But there is an inevitable ideological slant nonetheless: “Being a civil ceremony, these enhancements should not include any religious element.” There is a strong conviction—not actually born out of any constitutional requirement—that official structures must be specifically distanced from religion. The local newspaper recently highlighted the case of a hostel in the district that is run by a Christian charity for people with social and psychological problems. Because it receives a grant from the local authority, the hostel was informed that it could no longer have prayer services on its premises. The distress of staff and residents was finally assuaged by an agreement that an adjoining house could be used.
The Lure of Mammon
Britain has no official separation of church and state. We are ruled, officially, by a monarch crowned and anointed in a Christian ceremony, albeit one of a particular brand of Christianity created by the Act of Settlement (“The liberties of England and the Protestant Religion I will uphold”). Our Parliament starts every day with Christian prayers; New Testaments are provided in every courtroom for the taking of oaths—though the sacred books of other religions have also by long tradition been provided—and schools are, theoretically, compelled by law to have regular acts of worship and the inclusion of Christianity in the curriculum.
The dilemma lies in the fact that no one is compelling Torbay to promote ceremonies specially designed to exclude Christianity and to ape Christian sacraments. No one is currently banning church weddings in Britain or campaigning to make it illegal for parents to have their children baptized. This is no Soviet-style atheism imposed on an unwilling populace and backed up by the forces of a police state. This is consumerism, pure and simple.
Torbay is a picture of modern Britain: exquisite countryside, enchanting old buildings, a sense of history and tradition—all requiring considerable funding to maintain in the right way and, at the same time, all offering immense commercial possibilities. No one wants to return to the half-remembered days of the 1950s when, after two world wars and a depression, a once-grand mansion would typically be kept by a local authority in dreary shabbiness with no funds for adequate repairs and a general sense of faded glory.
Today, Torbay sparkles. Restaurants sell food of a variety and splendor unthinkable in the recent past. Entertainments of all sorts flourish. The dark-stockinged children of yesteryear are no longer even a memory, and the more recent images of the 1950s—sandwiches on the beach with dads dressed in fading khaki shorts from wartime—are fading too.
There should be no reason to feel depressed, I tell myself. This is the English Riviera, and it is extraordinarily beautiful. Devon has a quality all its own. In the old (Anglican) church in Dartmouth there is a rood screen dating back to the 15th century. It survived destruction under Elizabeth and again under Cromwell. The Old Faith that it represents and served is still alive despite four centuries of persecution and the depredations of the modern era.
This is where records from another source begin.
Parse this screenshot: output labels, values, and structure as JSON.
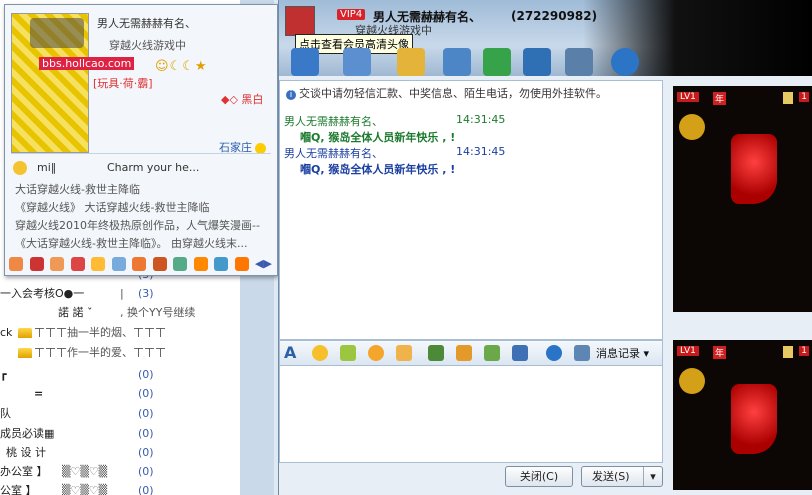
{
  "contacts": {
    "rows": [
      {
        "name": "",
        "extra": "",
        "count": "(3)"
      },
      {
        "name": "一入会考核O●一",
        "extra": "|",
        "count": "(3)"
      },
      {
        "name": "諾  諾  ˇ",
        "extra": ", 换个YY号继续",
        "count": ""
      },
      {
        "name": "ck",
        "extra": "ㄒㄒㄒ抽一半的烟、ㄒㄒㄒ",
        "count": ""
      },
      {
        "name": "",
        "extra": "ㄒㄒㄒ作一半的爱、ㄒㄒㄒ",
        "count": ""
      },
      {
        "name": "┏",
        "extra": "",
        "count": "(0)"
      },
      {
        "name": "=",
        "extra": "",
        "count": "(0)"
      },
      {
        "name": "队",
        "extra": "",
        "count": "(0)"
      },
      {
        "name": "成员必读▦",
        "extra": "",
        "count": "(0)"
      },
      {
        "name": "桃 设 计",
        "extra": "",
        "count": "(0)"
      },
      {
        "name": "办公室 】",
        "extra": "▒♡▒♡▒",
        "count": "(0)"
      },
      {
        "name": "公室 】",
        "extra": "▒♡▒♡▒",
        "count": "(0)"
      }
    ]
  },
  "card": {
    "name": "男人无需赫赫有名、",
    "status": "穿越火线游戏中",
    "site": "bbs.hollcao.com",
    "slogan": "[玩具·荷·霸]",
    "flags": "☺☾☾★",
    "color_note": "◆◇ 黑白",
    "city": "石家庄",
    "nick": "mi‖",
    "signature": "Charm your he...",
    "news": [
      "大话穿越火线-救世主降临",
      "《穿越火线》 大话穿越火线-救世主降临",
      "穿越火线2010年终极热原创作品，人气爆笑漫画--",
      "《大话穿越火线-救世主降临》。 由穿越火线末..."
    ]
  },
  "chat": {
    "vip": "VIP4",
    "name": "男人无需赫赫有名、",
    "qq": "(272290982)",
    "sub_status": "穿越火线游戏中",
    "tooltip": "点击查看会员高清头像",
    "notice": "交谈中请勿轻信汇款、中奖信息、陌生电话，勿使用外挂软件。",
    "messages": [
      {
        "sender": "男人无需赫赫有名、",
        "time": "14:31:45",
        "text": "嗰Q, 猴岛全体人员新年快乐 , !",
        "color": "#1c7a2e"
      },
      {
        "sender": "男人无需赫赫有名、",
        "time": "14:31:45",
        "text": "嗰Q, 猴岛全体人员新年快乐 , !",
        "color": "#1a3fa0"
      }
    ],
    "msg_log": "消息记录",
    "close_label": "关闭(C)",
    "send_label": "发送(S)"
  },
  "ads": [
    {
      "level": "LV1",
      "nian": "年",
      "count": "1"
    },
    {
      "level": "LV1",
      "nian": "年",
      "count": "1"
    }
  ]
}
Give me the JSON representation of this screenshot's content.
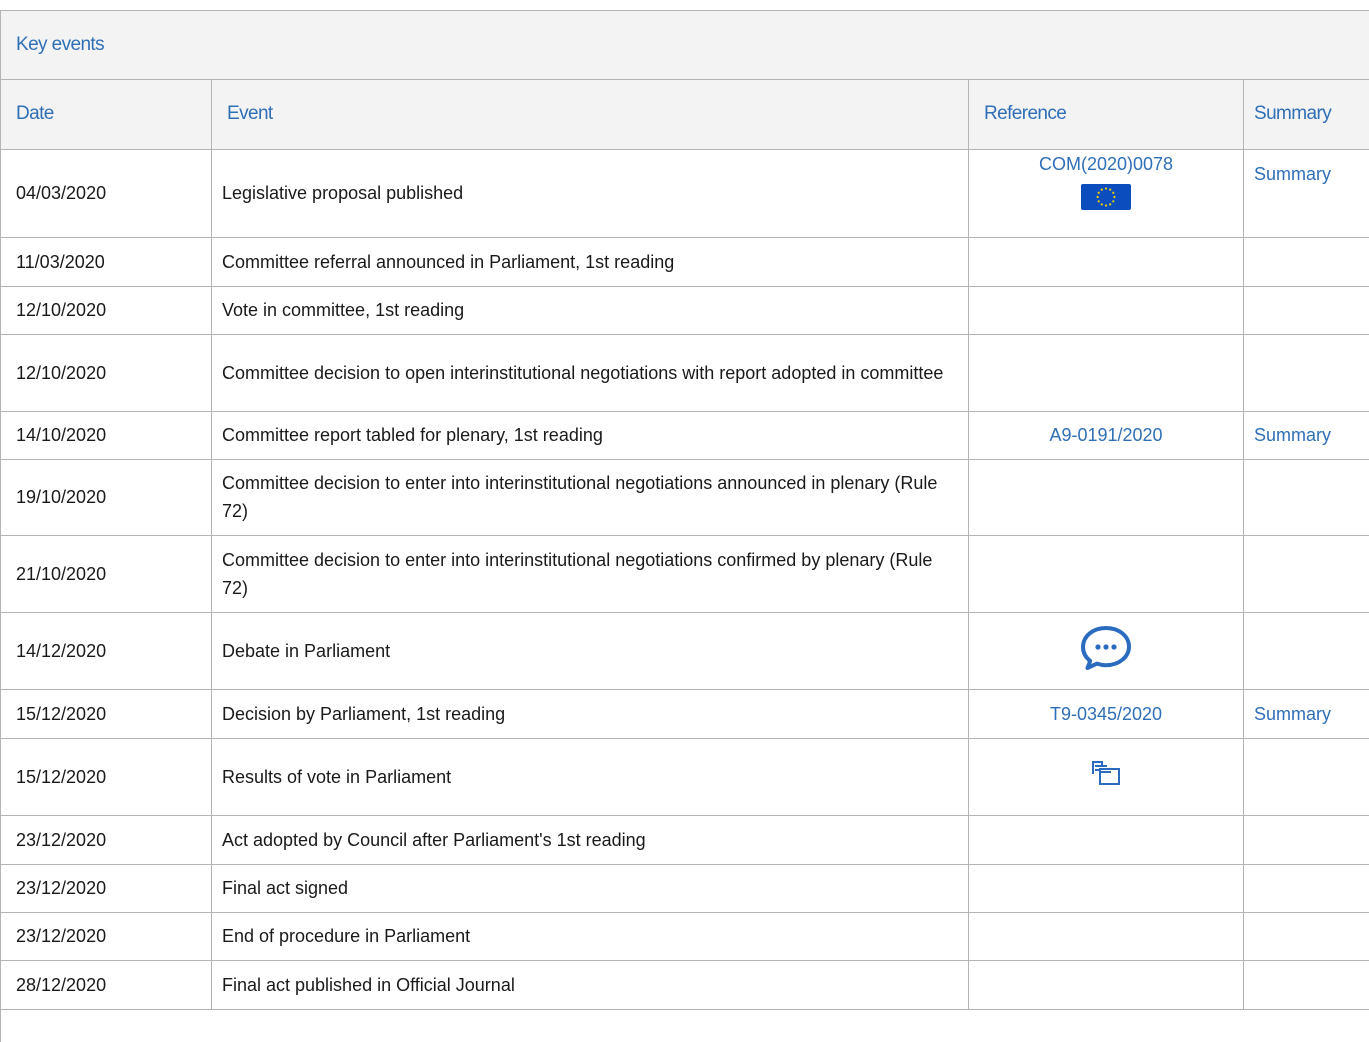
{
  "panel": {
    "title": "Key events"
  },
  "headers": {
    "date": "Date",
    "event": "Event",
    "reference": "Reference",
    "summary": "Summary"
  },
  "rows": [
    {
      "date": "04/03/2020",
      "event": "Legislative proposal published",
      "reference": "COM(2020)0078",
      "ref_icon": "eu-flag-icon",
      "summary": "Summary"
    },
    {
      "date": "11/03/2020",
      "event": "Committee referral announced in Parliament, 1st reading",
      "reference": "",
      "summary": ""
    },
    {
      "date": "12/10/2020",
      "event": "Vote in committee, 1st reading",
      "reference": "",
      "summary": ""
    },
    {
      "date": "12/10/2020",
      "event": "Committee decision to open interinstitutional negotiations with report adopted in committee",
      "reference": "",
      "summary": ""
    },
    {
      "date": "14/10/2020",
      "event": "Committee report tabled for plenary, 1st reading",
      "reference": "A9-0191/2020",
      "summary": "Summary"
    },
    {
      "date": "19/10/2020",
      "event": "Committee decision to enter into interinstitutional negotiations announced in plenary (Rule 72)",
      "reference": "",
      "summary": ""
    },
    {
      "date": "21/10/2020",
      "event": "Committee decision to enter into interinstitutional negotiations confirmed by plenary (Rule 72)",
      "reference": "",
      "summary": ""
    },
    {
      "date": "14/12/2020",
      "event": "Debate in Parliament",
      "reference": "",
      "ref_icon": "debate-speech-bubble-icon",
      "summary": ""
    },
    {
      "date": "15/12/2020",
      "event": "Decision by Parliament, 1st reading",
      "reference": "T9-0345/2020",
      "summary": "Summary"
    },
    {
      "date": "15/12/2020",
      "event": "Results of vote in Parliament",
      "reference": "",
      "ref_icon": "vote-results-icon",
      "summary": ""
    },
    {
      "date": "23/12/2020",
      "event": "Act adopted by Council after Parliament's 1st reading",
      "reference": "",
      "summary": ""
    },
    {
      "date": "23/12/2020",
      "event": "Final act signed",
      "reference": "",
      "summary": ""
    },
    {
      "date": "23/12/2020",
      "event": "End of procedure in Parliament",
      "reference": "",
      "summary": ""
    },
    {
      "date": "28/12/2020",
      "event": "Final act published in Official Journal",
      "reference": "",
      "summary": ""
    }
  ],
  "colors": {
    "link": "#2f6fb7",
    "header_bg": "#f3f3f3",
    "border": "#b4b4b4",
    "eu_flag_blue": "#0b4dbd",
    "eu_flag_stars": "#f2d200"
  }
}
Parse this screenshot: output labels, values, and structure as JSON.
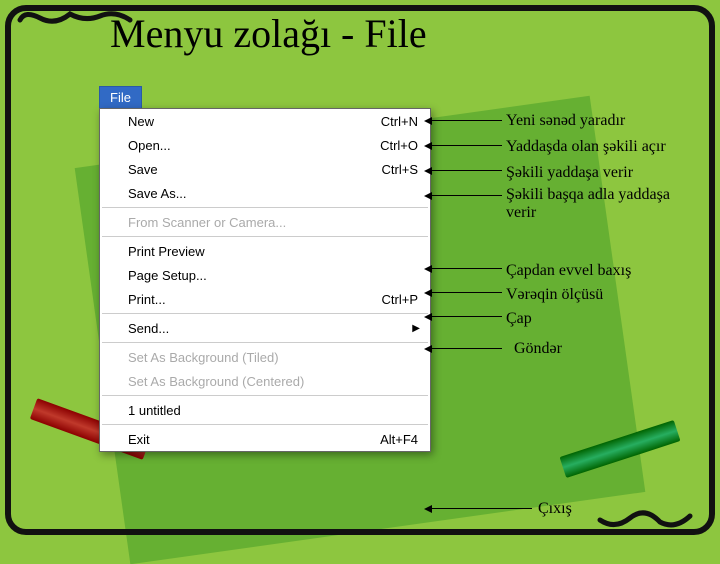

William of Orange, whose reign saw the initiation of a fresh wave of persecution of Catholics, is no more than a folk memory now. Someday people will grin and shrug at the notion of a public authority offering naming ceremonies to gain money, supported by a populace sufficiently distanced from Christianity and unfazed by such absurdities. But in the meantime, I’m saddened. History offers no evidence of a godless consumerist society ever surviving. We must work for what comes next.
Joanna Bogle is an author and broadcaster in London. Her books include A Book of Feasts and Seasons (Gracewing, 1993), several historical biographies, and children’s books written under the pen name Julia Blythe.